Everyone always has such a good time and seems to appreciate the opportunity to do a good deed. They know their money’s going to the cause. It’s a good time to network and catch up with friends; we have retirees golf, upper management comes out, our own former President and CEO J. Doug Pruitt even plays the Phoenix tournament each year.
What does it mean to you to carry Mike’s legacy forward?
Mike was a great guy, a hard worker, and a good friend. He deserves to be remembered. I’m proud to be part of that effort! I keep thinking and hoping it’ll be that next tournament’s donations that help pay to find the cure.
Mike Gaines golf tournaments are held in Phoenix, San Antonio, San Diego, Sacramento and Tucson.
Ocotillo Village Health Club & Spa in Chandler won the retail category.
Last Thursday was a RED-letter night for Sundt. That’s when two of our projects won Real Estate and Development Awards, Arizona’s most comprehensive real estate honors.
The Pima County Public Service Center in Tucson and Ocotillo Village Health Club & Spa in Chandler were honored during the RED Awards ceremony at the JW Marriott Desert Ridge in Phoenix. The awards are presented by AZRE Magazine.
Pima County Public Service Center, which won in the public category, is a 290,000-square-foot criminal justice facility in Downtown Tucson. Original plans were for the City of Tucson to use 55 percent of the facility with Pima County using the remaining space. Eventually, Pima County occupied the entire facility, putting 14 courtrooms and the offices of the assessor, constables, recorder and treasurer in the building. We also built the adjoining parking lot that accommodates more than 700 vehicles.
Ocotillo Village, which took the retail category, is an 82,000-square-foot facility that features two pools and a children’s splash pad, seven tennis courts, a full-service spa, salon and med spa, café and outdoor patio, kid’s club and nursery, kid’s gym, men’s, women’s and family locker rooms, an indoor basketball court and running track, two racquetball and two squash courts, cardio, weight and functional training rooms, hot yoga studio and traditional yoga studio, and Pilates, indoor cycling and group fitness studios.
The state’s biggest, best and most notable commercial real estate projects and transactions for the previous year are honored each year. RED Awards are given to developers, general contractors, architects and brokers/teams. All award winners and honorable mentions are featured in a special awards section of AZRE Magazine.

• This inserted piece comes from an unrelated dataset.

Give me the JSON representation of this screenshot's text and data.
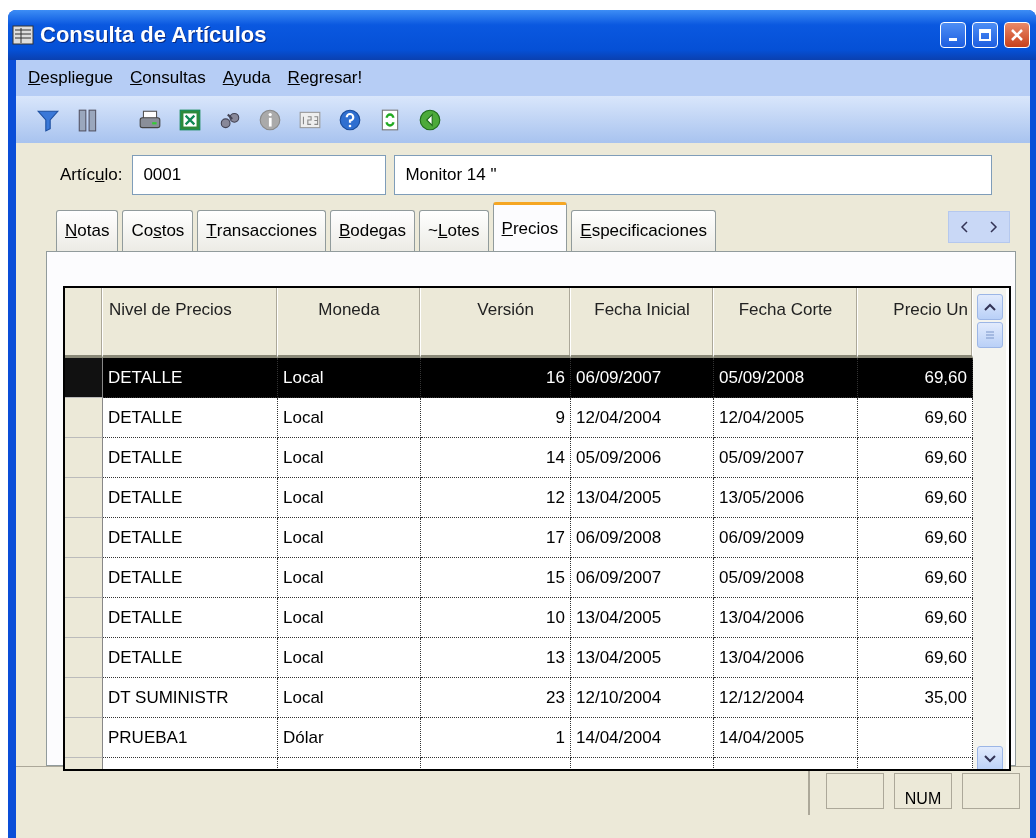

Pima County Public Service Center in Tucson won the public category.